Your instructions
Restate the records that follow. Every word must match.

(Items listed in a dataset)
========================================
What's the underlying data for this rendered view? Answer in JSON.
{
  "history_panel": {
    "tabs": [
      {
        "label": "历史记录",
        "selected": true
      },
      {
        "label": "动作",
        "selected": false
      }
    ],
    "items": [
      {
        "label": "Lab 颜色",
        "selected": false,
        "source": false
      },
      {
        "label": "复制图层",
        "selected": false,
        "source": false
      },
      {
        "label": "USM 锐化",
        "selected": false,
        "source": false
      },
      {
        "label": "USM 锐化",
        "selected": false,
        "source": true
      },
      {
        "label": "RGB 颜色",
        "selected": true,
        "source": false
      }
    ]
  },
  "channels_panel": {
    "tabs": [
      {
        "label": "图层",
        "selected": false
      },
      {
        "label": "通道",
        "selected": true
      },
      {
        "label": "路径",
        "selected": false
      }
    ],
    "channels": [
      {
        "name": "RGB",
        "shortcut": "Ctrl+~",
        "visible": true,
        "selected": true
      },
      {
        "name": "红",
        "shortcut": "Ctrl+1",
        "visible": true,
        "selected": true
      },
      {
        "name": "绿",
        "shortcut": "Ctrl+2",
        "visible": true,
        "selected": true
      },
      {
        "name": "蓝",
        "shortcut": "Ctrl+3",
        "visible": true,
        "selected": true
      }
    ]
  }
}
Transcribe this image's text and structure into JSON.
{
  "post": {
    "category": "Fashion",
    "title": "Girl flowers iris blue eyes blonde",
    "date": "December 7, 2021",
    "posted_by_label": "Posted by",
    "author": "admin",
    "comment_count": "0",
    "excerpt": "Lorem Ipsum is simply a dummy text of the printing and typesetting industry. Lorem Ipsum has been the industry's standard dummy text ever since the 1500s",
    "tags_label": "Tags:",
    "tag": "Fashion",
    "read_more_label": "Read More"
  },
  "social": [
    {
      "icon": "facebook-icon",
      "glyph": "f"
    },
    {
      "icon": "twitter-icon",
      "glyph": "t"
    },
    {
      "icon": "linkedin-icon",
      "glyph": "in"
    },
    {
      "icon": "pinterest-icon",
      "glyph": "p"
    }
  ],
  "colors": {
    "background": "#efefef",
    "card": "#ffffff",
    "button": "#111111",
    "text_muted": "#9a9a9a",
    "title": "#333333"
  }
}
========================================
Solution to this problem
What's the underlying data for this rendered view? Answer in JSON.
{
  "history_panel": {
    "tabs": [
      {
        "label": "历史记录",
        "selected": true
      },
      {
        "label": "动作",
        "selected": false
      }
    ],
    "items": [
      {
        "label": "Lab 颜色",
        "selected": false,
        "source": false
      },
      {
        "label": "复制图层",
        "selected": false,
        "source": false
      },
      {
        "label": "USM 锐化",
        "selected": false,
        "source": false
      },
      {
        "label": "USM 锐化",
        "selected": false,
        "source": true
      },
      {
        "label": "RGB 颜色",
        "selected": true,
        "source": false
      }
    ]
  },
  "channels_panel": {
    "tabs": [
      {
        "label": "图层",
        "selected": false
      },
      {
        "label": "通道",
        "selected": true
      },
      {
        "label": "路径",
        "selected": false
      }
    ],
    "channels": [
      {
        "name": "RGB",
        "shortcut": "Ctrl+~",
        "visible": true,
        "selected": true
      },
      {
        "name": "红",
        "shortcut": "Ctrl+1",
        "visible": true,
        "selected": true
      },
      {
        "name": "绿",
        "shortcut": "Ctrl+2",
        "visible": true,
        "selected": true
      },
      {
        "name": "蓝",
        "shortcut": "Ctrl+3",
        "visible": true,
        "selected": true
      }
    ]
  }
}
Transcribe this image's text and structure into JSON.
{
  "post": {
    "category": "Fashion",
    "title": "Girl flowers iris blue eyes blonde",
    "date": "December 7, 2021",
    "posted_by_label": "Posted by",
    "author": "admin",
    "comment_count": "0",
    "excerpt": "Lorem Ipsum is simply a dummy text of the printing and typesetting industry. Lorem Ipsum has been the industry's standard dummy text ever since the 1500s",
    "tags_label": "Tags:",
    "tag": "Fashion",
    "read_more_label": "Read More"
  },
  "social": [
    {
      "icon": "facebook-icon",
      "glyph": "f"
    },
    {
      "icon": "twitter-icon",
      "glyph": "t"
    },
    {
      "icon": "linkedin-icon",
      "glyph": "in"
    },
    {
      "icon": "pinterest-icon",
      "glyph": "p"
    }
  ],
  "colors": {
    "background": "#efefef",
    "card": "#ffffff",
    "button": "#111111",
    "text_muted": "#9a9a9a",
    "title": "#333333"
  }
}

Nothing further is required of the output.